- [WHAT THE TASK ASKS]:
Print out each entry below exactly, please.

[RECORDS SHOWN — start]

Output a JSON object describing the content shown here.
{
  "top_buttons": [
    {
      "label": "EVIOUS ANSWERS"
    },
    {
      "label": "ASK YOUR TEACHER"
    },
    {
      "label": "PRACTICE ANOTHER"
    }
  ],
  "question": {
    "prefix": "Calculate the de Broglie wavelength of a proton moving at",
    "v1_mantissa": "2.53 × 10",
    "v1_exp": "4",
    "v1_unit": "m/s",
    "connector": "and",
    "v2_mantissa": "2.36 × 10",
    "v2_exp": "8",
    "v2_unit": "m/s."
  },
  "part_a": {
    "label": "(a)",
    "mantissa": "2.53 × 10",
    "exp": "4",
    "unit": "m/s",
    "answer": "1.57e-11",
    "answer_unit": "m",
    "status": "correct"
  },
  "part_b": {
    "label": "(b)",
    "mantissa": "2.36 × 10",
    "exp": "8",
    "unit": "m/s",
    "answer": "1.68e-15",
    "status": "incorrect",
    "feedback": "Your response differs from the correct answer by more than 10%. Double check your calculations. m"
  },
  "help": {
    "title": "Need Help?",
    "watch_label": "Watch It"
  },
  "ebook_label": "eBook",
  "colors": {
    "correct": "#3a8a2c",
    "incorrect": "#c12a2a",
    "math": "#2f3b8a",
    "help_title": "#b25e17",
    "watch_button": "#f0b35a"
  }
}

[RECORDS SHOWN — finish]

- [THE COMPLETED TASK]:
Output a JSON object describing the content shown here.
{
  "top_buttons": [
    {
      "label": "EVIOUS ANSWERS"
    },
    {
      "label": "ASK YOUR TEACHER"
    },
    {
      "label": "PRACTICE ANOTHER"
    }
  ],
  "question": {
    "prefix": "Calculate the de Broglie wavelength of a proton moving at",
    "v1_mantissa": "2.53 × 10",
    "v1_exp": "4",
    "v1_unit": "m/s",
    "connector": "and",
    "v2_mantissa": "2.36 × 10",
    "v2_exp": "8",
    "v2_unit": "m/s."
  },
  "part_a": {
    "label": "(a)",
    "mantissa": "2.53 × 10",
    "exp": "4",
    "unit": "m/s",
    "answer": "1.57e-11",
    "answer_unit": "m",
    "status": "correct"
  },
  "part_b": {
    "label": "(b)",
    "mantissa": "2.36 × 10",
    "exp": "8",
    "unit": "m/s",
    "answer": "1.68e-15",
    "status": "incorrect",
    "feedback": "Your response differs from the correct answer by more than 10%. Double check your calculations. m"
  },
  "help": {
    "title": "Need Help?",
    "watch_label": "Watch It"
  },
  "ebook_label": "eBook",
  "colors": {
    "correct": "#3a8a2c",
    "incorrect": "#c12a2a",
    "math": "#2f3b8a",
    "help_title": "#b25e17",
    "watch_button": "#f0b35a"
  }
}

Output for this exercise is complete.